**Your instructions:** In the data, find the word "this" and copy out every line that has it.

==== Data to process ====

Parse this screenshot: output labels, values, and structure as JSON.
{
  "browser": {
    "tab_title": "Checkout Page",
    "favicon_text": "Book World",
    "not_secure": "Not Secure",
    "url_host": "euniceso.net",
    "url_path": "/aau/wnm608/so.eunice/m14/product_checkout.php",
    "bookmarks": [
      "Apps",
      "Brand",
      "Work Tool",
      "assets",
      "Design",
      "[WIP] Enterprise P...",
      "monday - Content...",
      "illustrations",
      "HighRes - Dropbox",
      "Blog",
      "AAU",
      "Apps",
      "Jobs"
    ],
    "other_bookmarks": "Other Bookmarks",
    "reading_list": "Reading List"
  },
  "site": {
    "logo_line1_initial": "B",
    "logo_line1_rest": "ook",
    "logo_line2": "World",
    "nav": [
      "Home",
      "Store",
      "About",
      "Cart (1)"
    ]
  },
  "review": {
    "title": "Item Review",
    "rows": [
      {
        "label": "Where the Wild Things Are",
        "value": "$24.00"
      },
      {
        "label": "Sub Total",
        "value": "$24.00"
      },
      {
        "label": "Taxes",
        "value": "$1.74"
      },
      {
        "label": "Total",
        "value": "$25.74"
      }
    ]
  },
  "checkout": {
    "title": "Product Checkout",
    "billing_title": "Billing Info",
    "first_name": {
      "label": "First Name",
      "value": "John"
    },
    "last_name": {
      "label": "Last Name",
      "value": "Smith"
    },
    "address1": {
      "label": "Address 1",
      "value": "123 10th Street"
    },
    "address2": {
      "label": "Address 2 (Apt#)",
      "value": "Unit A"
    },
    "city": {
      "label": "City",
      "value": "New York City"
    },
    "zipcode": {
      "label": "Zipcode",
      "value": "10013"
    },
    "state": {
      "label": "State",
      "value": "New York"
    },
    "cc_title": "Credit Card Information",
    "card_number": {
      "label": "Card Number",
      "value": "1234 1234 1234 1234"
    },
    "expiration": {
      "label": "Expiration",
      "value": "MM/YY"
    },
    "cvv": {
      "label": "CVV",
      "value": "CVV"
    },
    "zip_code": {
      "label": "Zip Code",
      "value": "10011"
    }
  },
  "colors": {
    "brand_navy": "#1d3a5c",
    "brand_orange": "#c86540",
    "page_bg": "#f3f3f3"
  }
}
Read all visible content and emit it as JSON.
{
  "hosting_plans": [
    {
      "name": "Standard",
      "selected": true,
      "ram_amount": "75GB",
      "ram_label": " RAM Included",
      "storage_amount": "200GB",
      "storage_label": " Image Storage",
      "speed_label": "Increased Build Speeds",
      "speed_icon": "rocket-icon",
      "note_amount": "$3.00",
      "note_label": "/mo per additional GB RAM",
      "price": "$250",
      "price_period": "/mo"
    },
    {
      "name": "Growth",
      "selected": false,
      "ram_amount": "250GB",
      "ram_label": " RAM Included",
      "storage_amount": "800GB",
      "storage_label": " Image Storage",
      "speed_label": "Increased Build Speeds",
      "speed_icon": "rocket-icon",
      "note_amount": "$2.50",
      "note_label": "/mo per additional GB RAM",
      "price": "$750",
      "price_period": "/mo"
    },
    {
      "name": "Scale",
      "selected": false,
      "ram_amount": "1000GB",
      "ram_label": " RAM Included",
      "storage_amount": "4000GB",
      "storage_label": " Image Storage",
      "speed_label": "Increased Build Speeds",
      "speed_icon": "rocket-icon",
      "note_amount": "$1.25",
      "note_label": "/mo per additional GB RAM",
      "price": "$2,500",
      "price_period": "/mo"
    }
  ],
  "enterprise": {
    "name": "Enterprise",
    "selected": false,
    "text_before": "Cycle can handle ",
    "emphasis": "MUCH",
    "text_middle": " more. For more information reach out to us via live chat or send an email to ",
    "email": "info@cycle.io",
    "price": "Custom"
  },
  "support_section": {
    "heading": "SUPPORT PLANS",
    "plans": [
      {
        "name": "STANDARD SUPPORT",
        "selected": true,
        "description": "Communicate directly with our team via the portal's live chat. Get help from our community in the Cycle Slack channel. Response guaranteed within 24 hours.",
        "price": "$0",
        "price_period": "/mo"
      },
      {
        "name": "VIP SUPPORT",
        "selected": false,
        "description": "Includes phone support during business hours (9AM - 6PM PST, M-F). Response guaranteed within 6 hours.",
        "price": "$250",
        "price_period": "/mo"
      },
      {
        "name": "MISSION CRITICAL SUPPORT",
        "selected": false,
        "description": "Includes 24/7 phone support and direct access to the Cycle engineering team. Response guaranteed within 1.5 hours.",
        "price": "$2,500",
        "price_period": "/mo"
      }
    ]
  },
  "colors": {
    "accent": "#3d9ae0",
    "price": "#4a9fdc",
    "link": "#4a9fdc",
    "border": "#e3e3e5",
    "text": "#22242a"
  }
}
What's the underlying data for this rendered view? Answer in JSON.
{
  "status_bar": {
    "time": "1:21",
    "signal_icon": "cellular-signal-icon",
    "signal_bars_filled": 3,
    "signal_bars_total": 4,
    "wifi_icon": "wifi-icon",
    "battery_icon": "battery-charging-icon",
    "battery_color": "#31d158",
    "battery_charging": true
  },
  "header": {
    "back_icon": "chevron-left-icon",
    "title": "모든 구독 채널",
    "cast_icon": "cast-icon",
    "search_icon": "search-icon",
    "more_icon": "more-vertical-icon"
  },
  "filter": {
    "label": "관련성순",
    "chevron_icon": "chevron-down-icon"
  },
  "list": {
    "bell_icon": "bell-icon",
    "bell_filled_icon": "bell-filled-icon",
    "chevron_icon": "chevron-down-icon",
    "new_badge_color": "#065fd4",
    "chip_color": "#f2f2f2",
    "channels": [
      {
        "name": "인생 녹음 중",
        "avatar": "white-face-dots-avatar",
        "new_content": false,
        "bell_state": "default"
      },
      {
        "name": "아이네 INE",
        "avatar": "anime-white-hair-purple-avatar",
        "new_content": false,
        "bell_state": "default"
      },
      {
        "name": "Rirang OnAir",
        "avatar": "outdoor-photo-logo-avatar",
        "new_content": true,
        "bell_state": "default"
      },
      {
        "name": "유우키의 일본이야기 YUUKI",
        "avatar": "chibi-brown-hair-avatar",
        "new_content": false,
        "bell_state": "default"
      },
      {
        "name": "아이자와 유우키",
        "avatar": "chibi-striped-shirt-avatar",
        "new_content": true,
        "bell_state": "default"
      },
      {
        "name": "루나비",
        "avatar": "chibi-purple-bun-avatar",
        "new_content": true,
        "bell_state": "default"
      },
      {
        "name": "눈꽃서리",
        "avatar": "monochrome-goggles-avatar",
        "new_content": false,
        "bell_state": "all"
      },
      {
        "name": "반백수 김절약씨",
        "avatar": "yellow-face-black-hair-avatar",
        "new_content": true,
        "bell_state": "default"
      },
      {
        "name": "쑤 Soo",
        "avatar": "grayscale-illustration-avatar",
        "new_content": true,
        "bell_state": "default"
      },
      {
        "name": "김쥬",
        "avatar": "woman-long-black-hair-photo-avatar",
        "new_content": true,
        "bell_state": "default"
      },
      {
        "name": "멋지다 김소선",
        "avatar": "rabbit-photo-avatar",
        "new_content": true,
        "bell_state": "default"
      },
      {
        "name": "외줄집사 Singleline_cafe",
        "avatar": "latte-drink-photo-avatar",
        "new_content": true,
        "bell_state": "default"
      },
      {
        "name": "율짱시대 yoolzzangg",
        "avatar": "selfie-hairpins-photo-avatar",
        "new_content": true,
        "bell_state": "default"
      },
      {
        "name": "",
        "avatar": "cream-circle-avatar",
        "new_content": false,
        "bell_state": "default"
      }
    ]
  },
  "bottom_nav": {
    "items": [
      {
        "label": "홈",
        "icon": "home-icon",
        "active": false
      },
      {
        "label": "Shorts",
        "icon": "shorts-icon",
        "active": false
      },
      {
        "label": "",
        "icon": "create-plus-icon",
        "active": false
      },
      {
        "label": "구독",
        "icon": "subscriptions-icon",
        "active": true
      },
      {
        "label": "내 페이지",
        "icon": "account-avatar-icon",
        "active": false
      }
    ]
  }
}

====

**Completed exercise:**
Parse this screenshot: output labels, values, and structure as JSON.
What's the underlying data for this rendered view? Answer in JSON.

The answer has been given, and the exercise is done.